The missile warning mistake is unforgivable.
By now, 24 hours later, that’s not a novel opinion; it’s been shared by politicians, pundits and Hawaii citizens alike. Those responsible for the false alarm have to go.
Gov. David Ige knows that. So does Vern Miyagi, administrator for the Hawaii Emergency Management Agency, who personally took blame for the mistake by personnel in his office on an interview that aired on CNN Saturday morning as well as at a press conference later that afternoon.
It was his employee who mistakenly pushed the wrong buttons that triggered the missile warning that panicked Hawaii citizens for over half an hour. People, rightfully, freaked out.
In West Hawaii, they flocked to police offices, called emergency dispatch and showed up to the Hawaii Community Hospital seeking help.
After it was corrected and the false alarm notice was issued, Ige and Miyagi spoke on national TV and looked like men who knew their days were numbered. There’s no coming back from that. Not to make light, but Jan. 13 will be the day Congresswoman Colleen Hanabusa won the Hawaii gubernatorial primary election.
This is an embarrassing stain on Hawaii, a state that already has a national reputation for being a place that has, let’s just say, casual workplace standards.

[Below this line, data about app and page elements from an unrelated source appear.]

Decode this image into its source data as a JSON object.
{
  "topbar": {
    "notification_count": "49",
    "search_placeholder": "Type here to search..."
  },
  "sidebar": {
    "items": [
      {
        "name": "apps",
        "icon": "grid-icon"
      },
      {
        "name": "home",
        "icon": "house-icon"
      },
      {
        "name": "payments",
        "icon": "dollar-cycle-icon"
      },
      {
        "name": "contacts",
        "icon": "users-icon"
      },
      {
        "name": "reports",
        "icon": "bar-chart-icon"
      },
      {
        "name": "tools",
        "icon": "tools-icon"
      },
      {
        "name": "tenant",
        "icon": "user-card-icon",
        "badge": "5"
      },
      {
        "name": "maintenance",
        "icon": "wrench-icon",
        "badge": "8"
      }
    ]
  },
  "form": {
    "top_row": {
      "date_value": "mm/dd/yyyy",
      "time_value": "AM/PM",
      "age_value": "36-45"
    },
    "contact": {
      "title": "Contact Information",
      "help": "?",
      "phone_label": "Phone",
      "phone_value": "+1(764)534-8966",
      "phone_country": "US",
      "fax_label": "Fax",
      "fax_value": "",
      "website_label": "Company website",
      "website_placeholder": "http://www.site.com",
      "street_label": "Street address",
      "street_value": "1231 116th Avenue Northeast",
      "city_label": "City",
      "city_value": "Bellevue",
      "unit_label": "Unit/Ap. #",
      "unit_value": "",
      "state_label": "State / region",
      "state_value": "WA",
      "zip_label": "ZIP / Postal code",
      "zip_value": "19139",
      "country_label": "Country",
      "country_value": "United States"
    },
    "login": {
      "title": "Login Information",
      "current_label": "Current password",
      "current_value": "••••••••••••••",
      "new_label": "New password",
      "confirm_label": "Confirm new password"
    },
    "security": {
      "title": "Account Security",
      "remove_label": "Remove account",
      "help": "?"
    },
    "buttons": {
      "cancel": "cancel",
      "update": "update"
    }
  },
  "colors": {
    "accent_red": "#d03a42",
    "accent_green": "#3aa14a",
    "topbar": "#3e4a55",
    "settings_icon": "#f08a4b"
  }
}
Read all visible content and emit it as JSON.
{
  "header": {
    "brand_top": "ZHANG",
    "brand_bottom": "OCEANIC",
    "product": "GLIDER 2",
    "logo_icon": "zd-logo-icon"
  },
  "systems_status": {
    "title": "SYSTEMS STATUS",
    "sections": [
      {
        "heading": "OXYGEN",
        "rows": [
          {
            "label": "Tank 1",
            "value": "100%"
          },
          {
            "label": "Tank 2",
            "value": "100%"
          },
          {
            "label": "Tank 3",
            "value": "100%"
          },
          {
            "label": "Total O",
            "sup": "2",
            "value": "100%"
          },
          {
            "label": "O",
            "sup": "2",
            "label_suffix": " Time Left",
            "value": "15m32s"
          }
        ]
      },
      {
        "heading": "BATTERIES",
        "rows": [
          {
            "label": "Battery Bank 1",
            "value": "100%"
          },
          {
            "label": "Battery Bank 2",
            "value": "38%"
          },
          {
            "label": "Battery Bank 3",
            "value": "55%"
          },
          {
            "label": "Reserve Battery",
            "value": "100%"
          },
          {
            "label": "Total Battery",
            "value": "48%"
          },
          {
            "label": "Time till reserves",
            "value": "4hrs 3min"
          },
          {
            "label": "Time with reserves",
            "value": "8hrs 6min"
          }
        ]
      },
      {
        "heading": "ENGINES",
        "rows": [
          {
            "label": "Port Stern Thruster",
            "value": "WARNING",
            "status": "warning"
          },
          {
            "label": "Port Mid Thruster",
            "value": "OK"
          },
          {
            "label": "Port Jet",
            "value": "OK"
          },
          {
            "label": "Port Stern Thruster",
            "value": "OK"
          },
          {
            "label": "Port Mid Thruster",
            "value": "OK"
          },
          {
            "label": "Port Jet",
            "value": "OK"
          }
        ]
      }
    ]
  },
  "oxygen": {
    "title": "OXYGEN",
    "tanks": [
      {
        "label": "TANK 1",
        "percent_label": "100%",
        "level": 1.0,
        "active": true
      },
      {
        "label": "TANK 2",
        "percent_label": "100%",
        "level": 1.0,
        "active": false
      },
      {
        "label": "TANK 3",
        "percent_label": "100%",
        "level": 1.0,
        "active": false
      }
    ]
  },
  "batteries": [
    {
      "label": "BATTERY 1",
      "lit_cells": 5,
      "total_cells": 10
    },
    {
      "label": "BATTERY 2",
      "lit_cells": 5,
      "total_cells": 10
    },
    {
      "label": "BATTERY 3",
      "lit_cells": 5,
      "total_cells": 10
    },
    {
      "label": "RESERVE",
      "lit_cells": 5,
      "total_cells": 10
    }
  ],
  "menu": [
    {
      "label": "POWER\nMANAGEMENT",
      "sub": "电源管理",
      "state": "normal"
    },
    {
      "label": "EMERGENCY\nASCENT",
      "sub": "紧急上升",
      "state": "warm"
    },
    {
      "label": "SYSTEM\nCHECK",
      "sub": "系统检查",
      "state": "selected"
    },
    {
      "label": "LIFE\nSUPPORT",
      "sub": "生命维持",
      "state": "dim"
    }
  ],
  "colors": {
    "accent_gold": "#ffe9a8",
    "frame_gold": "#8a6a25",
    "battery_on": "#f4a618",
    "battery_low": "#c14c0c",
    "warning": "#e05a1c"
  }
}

But the problem is a state problem and it will be corrected at the state level — quickly. One silver lining, perhaps, is the mess-up showed us how much practice we all need should the drill turn real.
Let’s not forget, however, how real that brief panic was.
At 8 a.m. on a clear Kona Saturday, for those of us who looked down at our phone or heard the radio or TV interrupted with, “This is not a drill,” the fright was anything but fake.
It was real because that is our world. Political tensions between the United States and North Korea have heightened substantially as North Korea improved its nuclear program and President Donald Trump threatened and chided the unpredictable, wild dictator, Kim Jong Un, along the way.
Trump has spent a good part of the year spitting taunts in the face of a madman and Un has responded in kind.
It all left Hawaii implementing a missile attack response plan its citizens should take — go inside, stay there, and stay tuned — as well as new attack warning sirens. Would that be the case if anyone else had been elected? Would tensions be as heightened without the tough talk? Who’s to say? All we know is the here and now, and love it or hate it, that’s our national reality.
Back here in Hawaii, we can clean house for those responsible for the botched warning and those who supervise those responsible. We should, we will, and we hope it’s already underway.
But nationally, can Hawaii do anything to change an atmosphere where heads of state threaten each other with nukes and missile warnings on the islands seem seriously real?
That’s unlikely. Hawaii and its small electorate will have little say in upcoming national elections, regardless of what the candidate’s foreign policy platform is — just like in many elections before it.
So we’ll have to just wait and watch, like spectators — only with quasi-targets on our back when it comes to North Korea — in the coming years and see if this will be the new norm or if anything else, regardless what, is selected.
That’s scary, too.